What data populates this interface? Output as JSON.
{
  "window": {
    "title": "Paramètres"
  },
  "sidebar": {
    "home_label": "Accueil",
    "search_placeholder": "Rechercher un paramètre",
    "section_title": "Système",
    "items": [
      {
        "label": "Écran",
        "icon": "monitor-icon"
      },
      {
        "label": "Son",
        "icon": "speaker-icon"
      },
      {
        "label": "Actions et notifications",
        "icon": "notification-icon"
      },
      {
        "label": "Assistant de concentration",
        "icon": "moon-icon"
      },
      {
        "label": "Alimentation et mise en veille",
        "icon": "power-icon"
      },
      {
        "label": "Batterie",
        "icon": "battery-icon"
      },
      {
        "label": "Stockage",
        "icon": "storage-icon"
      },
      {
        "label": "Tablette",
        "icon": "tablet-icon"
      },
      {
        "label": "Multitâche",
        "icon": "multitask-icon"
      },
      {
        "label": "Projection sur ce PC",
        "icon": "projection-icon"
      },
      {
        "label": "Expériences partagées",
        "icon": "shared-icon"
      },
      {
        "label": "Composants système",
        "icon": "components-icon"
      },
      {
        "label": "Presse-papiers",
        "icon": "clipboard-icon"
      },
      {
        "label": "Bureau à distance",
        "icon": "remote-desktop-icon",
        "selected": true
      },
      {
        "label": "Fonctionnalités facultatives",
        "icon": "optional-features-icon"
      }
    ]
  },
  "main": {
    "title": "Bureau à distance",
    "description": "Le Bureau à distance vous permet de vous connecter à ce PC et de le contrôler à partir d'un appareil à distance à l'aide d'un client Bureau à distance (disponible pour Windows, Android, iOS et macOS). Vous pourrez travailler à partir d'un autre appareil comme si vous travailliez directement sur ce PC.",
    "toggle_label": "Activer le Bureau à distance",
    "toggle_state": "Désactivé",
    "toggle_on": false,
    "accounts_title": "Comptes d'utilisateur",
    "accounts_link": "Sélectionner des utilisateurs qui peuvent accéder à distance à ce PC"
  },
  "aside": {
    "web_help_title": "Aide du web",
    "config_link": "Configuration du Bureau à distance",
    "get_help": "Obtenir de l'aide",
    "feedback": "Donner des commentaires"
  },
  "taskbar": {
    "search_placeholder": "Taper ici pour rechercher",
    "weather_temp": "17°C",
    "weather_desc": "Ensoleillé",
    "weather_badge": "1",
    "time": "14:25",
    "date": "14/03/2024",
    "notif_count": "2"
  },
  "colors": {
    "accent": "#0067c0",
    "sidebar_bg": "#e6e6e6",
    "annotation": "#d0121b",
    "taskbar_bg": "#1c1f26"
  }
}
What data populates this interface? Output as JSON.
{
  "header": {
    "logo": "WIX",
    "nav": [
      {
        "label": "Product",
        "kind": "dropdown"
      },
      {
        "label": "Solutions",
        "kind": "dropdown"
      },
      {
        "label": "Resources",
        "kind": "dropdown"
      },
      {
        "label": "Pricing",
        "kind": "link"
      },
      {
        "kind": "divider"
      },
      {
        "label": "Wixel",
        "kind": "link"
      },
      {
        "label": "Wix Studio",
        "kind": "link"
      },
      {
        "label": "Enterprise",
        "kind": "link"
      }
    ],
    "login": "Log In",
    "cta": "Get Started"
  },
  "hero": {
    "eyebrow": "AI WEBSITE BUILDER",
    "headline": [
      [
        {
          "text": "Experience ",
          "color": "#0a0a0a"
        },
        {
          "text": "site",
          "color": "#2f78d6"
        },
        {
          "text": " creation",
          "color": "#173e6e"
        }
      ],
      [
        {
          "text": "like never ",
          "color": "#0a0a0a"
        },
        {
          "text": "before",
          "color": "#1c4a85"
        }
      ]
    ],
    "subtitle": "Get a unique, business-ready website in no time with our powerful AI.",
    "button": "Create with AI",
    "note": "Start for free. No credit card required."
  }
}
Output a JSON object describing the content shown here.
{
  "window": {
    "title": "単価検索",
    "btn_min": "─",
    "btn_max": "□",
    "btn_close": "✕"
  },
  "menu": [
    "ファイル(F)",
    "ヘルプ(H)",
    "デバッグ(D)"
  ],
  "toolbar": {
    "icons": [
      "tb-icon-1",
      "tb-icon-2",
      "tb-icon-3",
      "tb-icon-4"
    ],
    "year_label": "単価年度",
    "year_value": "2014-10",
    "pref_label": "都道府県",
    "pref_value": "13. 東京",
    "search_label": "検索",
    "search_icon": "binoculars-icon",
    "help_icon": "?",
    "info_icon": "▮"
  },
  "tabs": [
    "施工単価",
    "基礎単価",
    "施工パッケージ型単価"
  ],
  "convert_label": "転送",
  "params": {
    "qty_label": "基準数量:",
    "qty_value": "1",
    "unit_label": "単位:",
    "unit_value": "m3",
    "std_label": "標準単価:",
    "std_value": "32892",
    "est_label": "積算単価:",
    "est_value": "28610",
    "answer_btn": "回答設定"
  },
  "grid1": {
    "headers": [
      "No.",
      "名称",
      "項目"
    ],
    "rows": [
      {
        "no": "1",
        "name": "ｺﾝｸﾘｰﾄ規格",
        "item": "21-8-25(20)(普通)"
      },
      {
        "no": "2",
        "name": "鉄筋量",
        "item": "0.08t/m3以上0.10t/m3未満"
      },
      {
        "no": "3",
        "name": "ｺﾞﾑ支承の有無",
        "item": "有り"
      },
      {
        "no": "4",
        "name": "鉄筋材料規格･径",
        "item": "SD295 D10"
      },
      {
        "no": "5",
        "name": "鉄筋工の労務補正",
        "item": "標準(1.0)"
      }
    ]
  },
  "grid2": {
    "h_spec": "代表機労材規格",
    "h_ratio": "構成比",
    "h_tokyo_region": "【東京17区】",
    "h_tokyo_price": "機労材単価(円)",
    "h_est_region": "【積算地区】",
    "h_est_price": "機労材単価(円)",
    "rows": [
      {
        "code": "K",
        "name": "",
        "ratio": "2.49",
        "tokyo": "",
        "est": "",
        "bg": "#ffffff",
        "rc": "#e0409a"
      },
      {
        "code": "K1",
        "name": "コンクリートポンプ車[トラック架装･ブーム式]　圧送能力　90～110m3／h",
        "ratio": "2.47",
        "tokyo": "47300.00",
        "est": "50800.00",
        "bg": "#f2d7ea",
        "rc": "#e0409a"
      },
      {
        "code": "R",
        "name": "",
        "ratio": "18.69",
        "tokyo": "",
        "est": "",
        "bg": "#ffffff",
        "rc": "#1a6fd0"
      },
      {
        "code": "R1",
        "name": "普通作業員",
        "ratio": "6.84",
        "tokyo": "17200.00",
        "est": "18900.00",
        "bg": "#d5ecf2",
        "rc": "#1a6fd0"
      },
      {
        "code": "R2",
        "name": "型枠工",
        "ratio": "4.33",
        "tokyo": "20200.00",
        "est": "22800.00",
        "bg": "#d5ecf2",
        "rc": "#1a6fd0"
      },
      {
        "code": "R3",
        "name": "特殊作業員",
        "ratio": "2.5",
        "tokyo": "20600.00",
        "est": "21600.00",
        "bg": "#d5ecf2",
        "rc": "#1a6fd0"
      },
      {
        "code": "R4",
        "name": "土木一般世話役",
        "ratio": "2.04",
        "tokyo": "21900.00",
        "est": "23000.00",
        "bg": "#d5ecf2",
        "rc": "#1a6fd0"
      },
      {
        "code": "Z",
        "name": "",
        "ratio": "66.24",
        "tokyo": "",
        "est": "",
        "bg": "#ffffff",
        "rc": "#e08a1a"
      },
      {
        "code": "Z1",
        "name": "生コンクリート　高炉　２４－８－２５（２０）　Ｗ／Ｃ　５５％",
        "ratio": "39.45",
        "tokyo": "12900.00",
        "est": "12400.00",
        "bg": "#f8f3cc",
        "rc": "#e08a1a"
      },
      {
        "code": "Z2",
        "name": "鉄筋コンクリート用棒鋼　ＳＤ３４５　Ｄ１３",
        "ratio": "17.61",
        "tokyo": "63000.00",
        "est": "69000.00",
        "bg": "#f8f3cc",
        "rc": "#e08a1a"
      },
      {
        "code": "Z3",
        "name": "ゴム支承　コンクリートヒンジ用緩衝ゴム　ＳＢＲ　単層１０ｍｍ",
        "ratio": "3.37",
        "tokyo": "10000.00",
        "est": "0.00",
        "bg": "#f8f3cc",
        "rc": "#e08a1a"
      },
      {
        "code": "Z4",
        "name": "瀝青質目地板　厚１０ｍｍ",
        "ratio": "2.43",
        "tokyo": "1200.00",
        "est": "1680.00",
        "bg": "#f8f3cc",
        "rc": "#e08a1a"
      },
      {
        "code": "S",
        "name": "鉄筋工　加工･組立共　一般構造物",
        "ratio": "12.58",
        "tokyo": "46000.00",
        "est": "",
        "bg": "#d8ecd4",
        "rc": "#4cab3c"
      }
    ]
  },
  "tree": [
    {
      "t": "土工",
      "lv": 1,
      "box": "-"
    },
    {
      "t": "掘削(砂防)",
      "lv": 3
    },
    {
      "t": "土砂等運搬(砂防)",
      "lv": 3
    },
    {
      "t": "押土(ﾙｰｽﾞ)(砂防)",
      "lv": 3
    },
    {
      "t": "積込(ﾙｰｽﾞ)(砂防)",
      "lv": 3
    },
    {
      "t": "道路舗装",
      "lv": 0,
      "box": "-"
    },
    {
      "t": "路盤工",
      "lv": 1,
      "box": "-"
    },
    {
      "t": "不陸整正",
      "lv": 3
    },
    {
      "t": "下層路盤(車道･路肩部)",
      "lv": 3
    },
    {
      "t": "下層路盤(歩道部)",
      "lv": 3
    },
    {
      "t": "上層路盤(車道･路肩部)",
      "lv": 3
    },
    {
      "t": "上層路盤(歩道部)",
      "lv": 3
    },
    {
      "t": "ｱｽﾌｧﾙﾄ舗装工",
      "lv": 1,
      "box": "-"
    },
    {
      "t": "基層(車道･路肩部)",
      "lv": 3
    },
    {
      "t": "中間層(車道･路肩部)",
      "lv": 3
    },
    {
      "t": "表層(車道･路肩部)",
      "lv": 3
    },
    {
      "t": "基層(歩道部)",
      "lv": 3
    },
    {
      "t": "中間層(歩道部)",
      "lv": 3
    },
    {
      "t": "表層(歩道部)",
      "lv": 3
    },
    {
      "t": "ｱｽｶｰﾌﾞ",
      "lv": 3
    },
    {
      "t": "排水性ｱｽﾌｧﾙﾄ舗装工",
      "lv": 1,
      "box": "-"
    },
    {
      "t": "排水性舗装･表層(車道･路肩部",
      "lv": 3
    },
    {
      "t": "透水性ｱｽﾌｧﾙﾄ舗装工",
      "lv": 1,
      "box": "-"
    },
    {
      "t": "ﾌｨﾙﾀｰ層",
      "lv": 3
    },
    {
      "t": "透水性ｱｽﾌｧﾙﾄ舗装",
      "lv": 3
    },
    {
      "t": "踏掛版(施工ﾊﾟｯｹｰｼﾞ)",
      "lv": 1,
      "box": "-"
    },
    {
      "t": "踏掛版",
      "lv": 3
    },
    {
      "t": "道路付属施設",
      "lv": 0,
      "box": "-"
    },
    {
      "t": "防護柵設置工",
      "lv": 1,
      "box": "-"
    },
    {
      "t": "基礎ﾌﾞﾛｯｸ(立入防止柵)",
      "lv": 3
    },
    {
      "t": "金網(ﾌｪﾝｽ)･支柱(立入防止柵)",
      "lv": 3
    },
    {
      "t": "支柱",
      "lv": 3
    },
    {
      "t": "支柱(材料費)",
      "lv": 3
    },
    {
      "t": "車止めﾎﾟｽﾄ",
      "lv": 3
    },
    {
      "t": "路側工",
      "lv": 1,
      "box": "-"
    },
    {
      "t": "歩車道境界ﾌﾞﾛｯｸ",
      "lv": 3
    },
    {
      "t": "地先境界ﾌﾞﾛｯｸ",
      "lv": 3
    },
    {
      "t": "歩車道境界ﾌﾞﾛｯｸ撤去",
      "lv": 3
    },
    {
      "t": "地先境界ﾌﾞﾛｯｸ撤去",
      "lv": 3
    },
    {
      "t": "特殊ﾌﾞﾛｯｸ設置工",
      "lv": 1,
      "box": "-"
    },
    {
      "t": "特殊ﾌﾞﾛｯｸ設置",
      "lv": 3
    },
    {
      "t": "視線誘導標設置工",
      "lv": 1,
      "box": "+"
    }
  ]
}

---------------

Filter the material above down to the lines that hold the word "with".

### Reply:
    "subtitle": "Get a unique, business-ready website in no time with our powerful AI.",
    "button": "Create with AI",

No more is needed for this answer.